Stored dataset items
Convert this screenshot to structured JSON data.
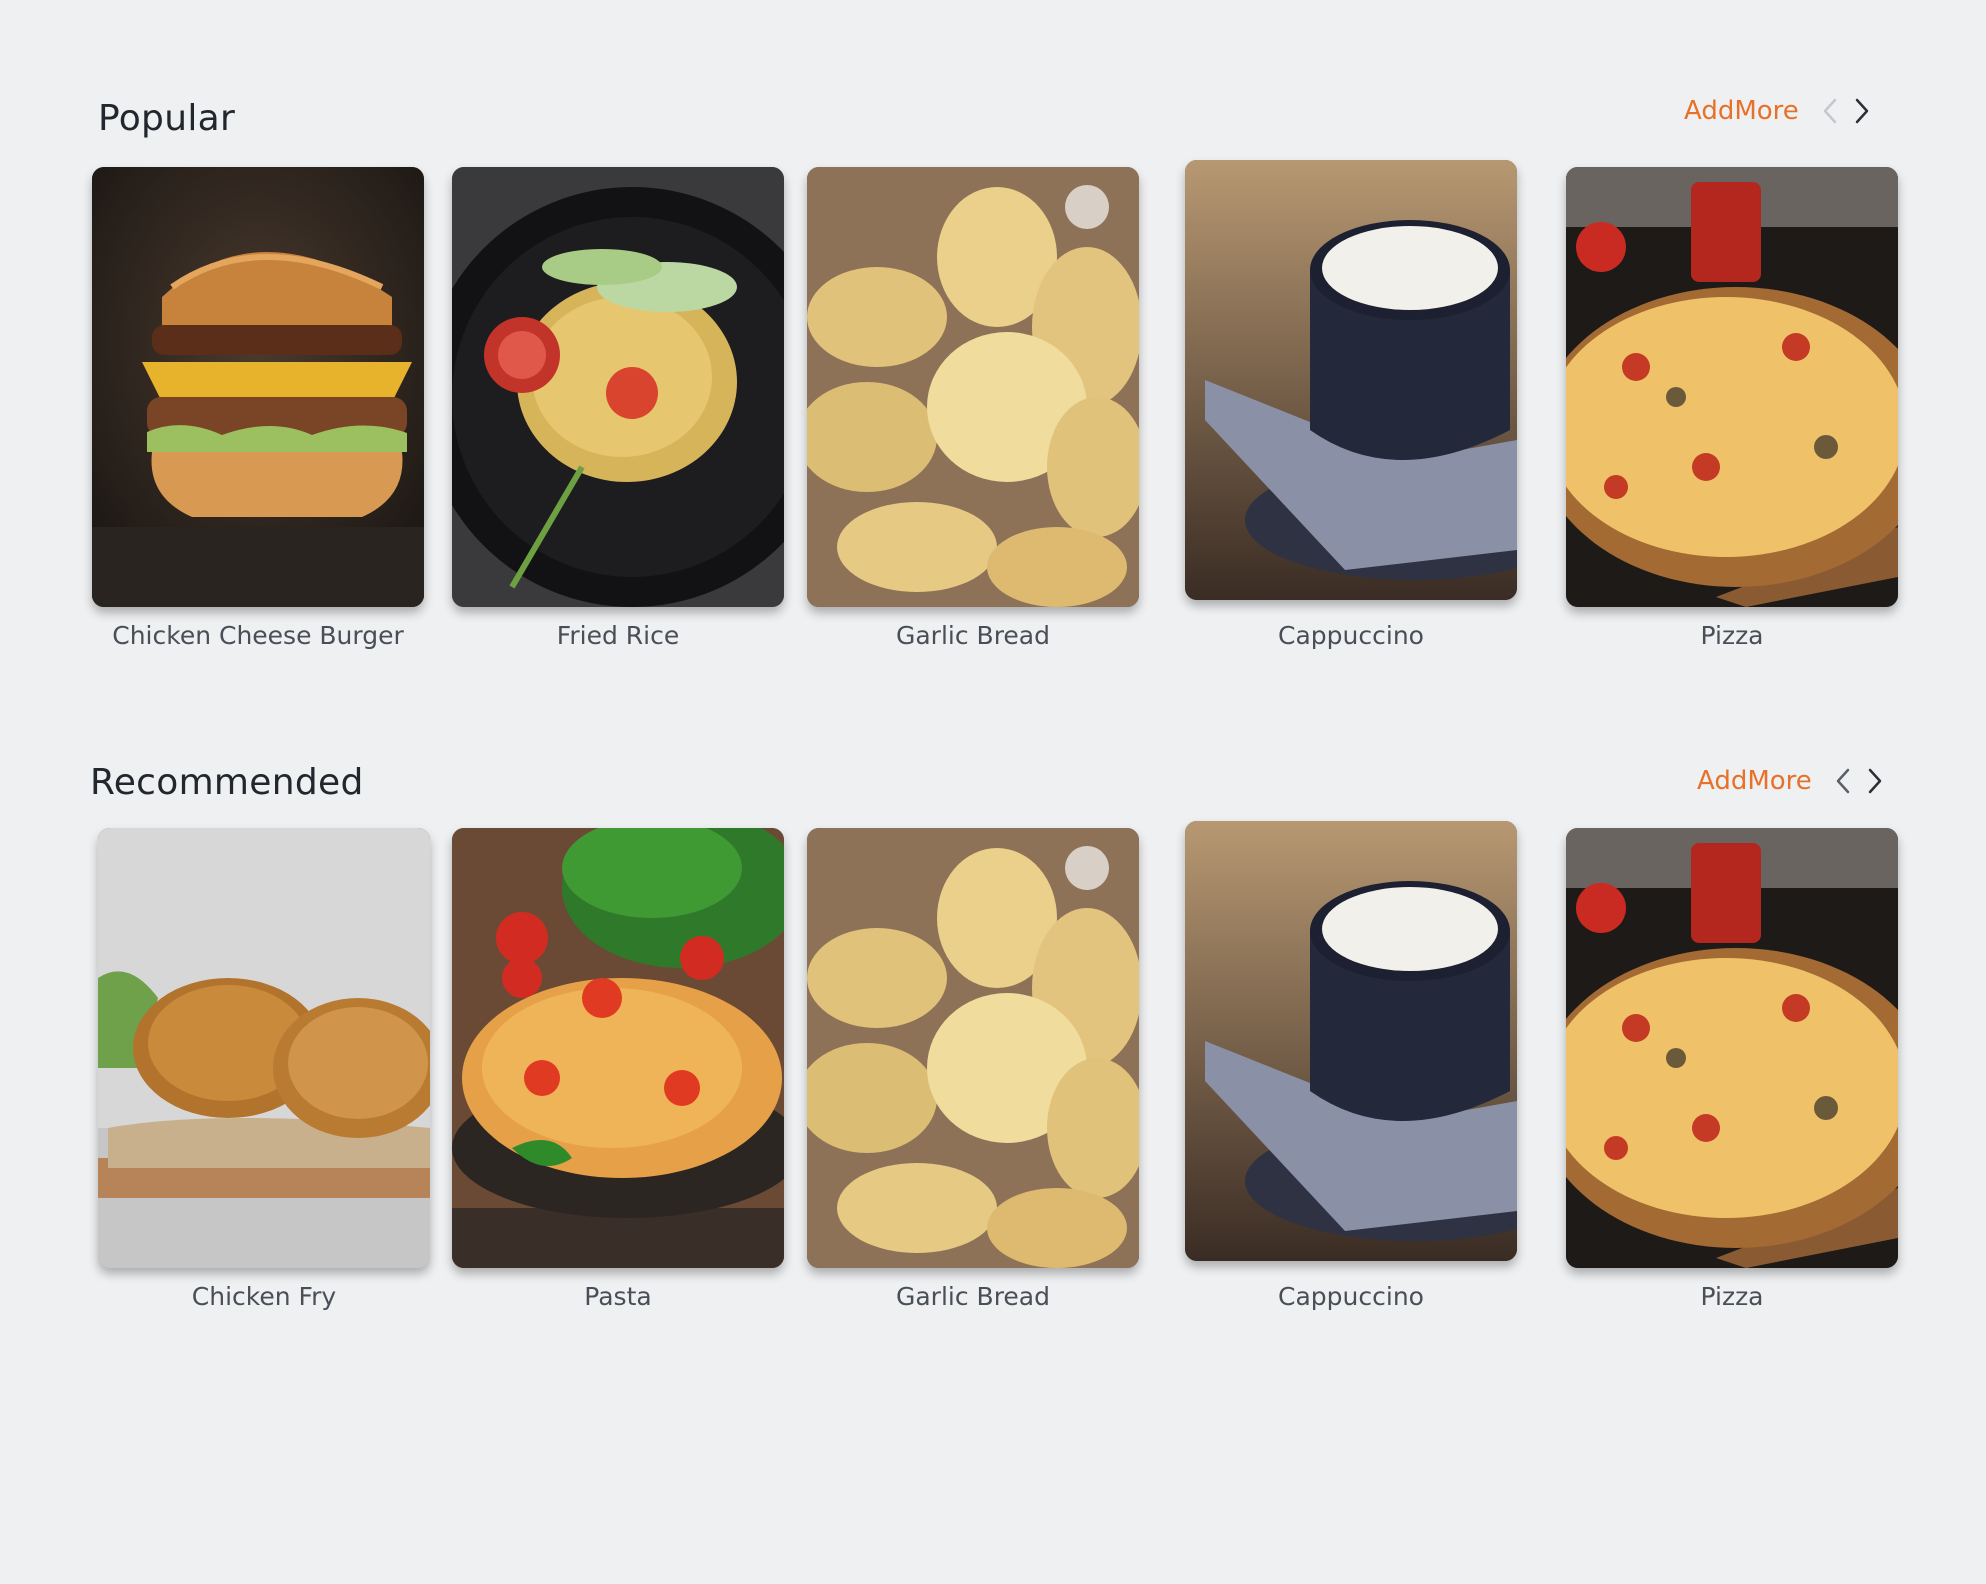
{
  "popular": {
    "title": "Popular",
    "add_more_label": "AddMore",
    "items": [
      {
        "label": "Chicken Cheese Burger",
        "image": "burger"
      },
      {
        "label": "Fried Rice",
        "image": "fried-rice"
      },
      {
        "label": "Garlic Bread",
        "image": "garlic-bread"
      },
      {
        "label": "Cappuccino",
        "image": "cappuccino"
      },
      {
        "label": "Pizza",
        "image": "pizza"
      }
    ]
  },
  "recommended": {
    "title": "Recommended",
    "add_more_label": "AddMore",
    "items": [
      {
        "label": "Chicken Fry",
        "image": "chicken-fry"
      },
      {
        "label": "Pasta",
        "image": "pasta"
      },
      {
        "label": "Garlic Bread",
        "image": "garlic-bread"
      },
      {
        "label": "Cappuccino",
        "image": "cappuccino"
      },
      {
        "label": "Pizza",
        "image": "pizza"
      }
    ]
  },
  "colors": {
    "background": "#eef0f2",
    "accent": "#e8712a",
    "title": "#22262d",
    "label": "#4a4f57"
  },
  "icons": {
    "prev": "chevron-left-icon",
    "next": "chevron-right-icon"
  }
}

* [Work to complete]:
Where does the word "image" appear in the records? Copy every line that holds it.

* [Answer section]:
        "image": "burger"
        "image": "fried-rice"
        "image": "garlic-bread"
        "image": "cappuccino"
        "image": "pizza"
        "image": "chicken-fry"
        "image": "pasta"
        "image": "garlic-bread"
        "image": "cappuccino"
        "image": "pizza"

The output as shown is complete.